---------- Data excerpts

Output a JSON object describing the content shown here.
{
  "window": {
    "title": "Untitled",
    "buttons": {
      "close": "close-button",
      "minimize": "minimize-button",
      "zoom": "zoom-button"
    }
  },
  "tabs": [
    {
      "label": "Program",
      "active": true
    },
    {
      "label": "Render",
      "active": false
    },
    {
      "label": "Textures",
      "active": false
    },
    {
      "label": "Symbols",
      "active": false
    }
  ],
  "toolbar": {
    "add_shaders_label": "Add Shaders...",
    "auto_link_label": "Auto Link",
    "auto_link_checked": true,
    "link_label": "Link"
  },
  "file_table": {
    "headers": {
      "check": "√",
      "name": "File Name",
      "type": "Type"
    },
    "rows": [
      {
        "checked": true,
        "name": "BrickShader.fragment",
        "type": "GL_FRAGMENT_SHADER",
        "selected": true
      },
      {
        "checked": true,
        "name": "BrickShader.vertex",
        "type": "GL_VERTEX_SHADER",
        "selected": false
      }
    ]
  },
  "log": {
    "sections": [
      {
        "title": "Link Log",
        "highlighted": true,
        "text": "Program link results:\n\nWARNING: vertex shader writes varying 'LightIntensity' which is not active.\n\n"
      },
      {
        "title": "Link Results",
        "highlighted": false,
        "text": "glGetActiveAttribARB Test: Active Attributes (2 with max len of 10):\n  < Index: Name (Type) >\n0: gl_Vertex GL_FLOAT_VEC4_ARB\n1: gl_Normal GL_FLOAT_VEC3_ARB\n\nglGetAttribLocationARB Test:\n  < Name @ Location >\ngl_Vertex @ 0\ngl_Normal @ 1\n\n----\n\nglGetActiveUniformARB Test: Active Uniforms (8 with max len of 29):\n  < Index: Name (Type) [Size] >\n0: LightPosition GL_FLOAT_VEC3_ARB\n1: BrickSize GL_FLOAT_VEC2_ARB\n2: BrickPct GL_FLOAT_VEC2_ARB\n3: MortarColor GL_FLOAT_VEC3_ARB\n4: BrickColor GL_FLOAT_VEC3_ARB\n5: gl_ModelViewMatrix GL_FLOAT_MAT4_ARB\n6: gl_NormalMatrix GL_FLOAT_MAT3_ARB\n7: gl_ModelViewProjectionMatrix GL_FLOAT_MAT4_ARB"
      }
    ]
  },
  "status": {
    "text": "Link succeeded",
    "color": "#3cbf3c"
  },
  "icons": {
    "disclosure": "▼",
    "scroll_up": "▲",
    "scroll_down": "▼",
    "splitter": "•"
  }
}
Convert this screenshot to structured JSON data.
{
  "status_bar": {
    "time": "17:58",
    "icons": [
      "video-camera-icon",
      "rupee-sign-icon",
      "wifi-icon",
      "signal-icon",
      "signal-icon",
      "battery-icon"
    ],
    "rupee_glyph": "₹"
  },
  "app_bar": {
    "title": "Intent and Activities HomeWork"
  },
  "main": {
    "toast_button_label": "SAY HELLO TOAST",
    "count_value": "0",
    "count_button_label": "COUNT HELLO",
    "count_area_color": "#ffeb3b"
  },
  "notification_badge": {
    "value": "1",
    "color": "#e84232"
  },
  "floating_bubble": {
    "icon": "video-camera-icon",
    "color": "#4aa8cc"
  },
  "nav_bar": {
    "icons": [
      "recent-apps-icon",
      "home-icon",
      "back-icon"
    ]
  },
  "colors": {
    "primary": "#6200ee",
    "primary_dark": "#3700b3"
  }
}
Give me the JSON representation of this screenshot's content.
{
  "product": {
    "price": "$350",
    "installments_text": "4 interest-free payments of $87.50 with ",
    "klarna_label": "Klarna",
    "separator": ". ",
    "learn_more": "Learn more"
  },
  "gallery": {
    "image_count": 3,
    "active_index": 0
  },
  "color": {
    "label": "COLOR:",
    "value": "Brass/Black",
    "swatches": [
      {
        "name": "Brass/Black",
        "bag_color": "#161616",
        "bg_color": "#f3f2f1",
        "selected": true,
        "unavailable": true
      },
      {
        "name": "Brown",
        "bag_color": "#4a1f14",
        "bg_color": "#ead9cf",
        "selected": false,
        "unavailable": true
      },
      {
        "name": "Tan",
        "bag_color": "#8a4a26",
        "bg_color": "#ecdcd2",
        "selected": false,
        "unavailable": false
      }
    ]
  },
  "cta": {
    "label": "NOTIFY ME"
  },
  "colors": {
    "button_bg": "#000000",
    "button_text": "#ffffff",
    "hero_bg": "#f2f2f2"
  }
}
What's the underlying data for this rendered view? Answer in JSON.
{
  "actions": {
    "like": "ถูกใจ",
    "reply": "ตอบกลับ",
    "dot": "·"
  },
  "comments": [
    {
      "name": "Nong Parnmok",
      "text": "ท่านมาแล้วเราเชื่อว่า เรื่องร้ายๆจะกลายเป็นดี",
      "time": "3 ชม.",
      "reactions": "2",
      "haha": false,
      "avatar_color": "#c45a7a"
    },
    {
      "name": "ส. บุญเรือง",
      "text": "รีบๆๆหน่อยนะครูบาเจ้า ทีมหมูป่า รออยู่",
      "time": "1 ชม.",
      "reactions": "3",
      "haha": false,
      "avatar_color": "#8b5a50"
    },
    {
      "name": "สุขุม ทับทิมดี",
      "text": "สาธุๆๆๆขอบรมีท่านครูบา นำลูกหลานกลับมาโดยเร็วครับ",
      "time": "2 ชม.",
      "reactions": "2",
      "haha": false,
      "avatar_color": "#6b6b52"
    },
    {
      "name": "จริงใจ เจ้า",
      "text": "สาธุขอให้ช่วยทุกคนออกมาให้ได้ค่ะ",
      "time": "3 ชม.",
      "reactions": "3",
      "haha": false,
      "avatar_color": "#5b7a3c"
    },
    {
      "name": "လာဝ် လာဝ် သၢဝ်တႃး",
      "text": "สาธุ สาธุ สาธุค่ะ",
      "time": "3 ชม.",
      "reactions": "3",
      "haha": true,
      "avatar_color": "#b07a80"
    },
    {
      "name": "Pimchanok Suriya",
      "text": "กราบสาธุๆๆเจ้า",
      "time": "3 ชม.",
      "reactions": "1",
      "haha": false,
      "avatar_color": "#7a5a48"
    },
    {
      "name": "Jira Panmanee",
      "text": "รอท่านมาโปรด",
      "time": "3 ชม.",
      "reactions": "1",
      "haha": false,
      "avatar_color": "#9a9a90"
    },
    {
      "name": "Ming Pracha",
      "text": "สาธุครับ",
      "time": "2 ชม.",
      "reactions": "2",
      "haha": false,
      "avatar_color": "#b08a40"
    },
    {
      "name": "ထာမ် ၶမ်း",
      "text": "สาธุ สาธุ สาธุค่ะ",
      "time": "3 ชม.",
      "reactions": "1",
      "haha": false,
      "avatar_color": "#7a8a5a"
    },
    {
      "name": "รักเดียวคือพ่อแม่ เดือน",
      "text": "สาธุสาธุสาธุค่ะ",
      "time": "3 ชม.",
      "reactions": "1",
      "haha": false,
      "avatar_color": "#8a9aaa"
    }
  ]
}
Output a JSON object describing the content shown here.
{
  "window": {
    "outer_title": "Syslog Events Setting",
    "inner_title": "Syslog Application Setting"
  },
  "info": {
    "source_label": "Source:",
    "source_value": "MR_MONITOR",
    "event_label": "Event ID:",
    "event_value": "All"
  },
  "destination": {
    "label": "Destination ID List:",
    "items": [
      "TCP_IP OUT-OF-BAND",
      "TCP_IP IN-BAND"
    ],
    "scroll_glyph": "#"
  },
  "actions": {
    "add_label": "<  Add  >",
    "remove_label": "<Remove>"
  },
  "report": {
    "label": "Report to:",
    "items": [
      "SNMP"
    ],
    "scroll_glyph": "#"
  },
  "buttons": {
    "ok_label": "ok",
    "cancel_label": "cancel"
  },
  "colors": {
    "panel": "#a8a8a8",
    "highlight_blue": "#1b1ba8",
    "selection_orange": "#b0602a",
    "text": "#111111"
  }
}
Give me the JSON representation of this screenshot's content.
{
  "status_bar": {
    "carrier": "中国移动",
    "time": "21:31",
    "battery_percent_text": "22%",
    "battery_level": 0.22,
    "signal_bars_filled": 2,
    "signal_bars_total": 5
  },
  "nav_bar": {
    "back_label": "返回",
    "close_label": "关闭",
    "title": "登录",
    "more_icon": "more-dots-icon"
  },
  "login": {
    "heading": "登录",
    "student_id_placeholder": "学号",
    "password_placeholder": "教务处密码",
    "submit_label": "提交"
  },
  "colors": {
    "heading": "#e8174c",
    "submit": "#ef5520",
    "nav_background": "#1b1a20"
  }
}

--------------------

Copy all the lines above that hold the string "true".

Your solution:
      "active": true
    "auto_link_checked": true,
        "checked": true,
        "selected": true
        "checked": true,
        "highlighted": true,
        "selected": true,
        "unavailable": true
        "unavailable": true
      "haha": true,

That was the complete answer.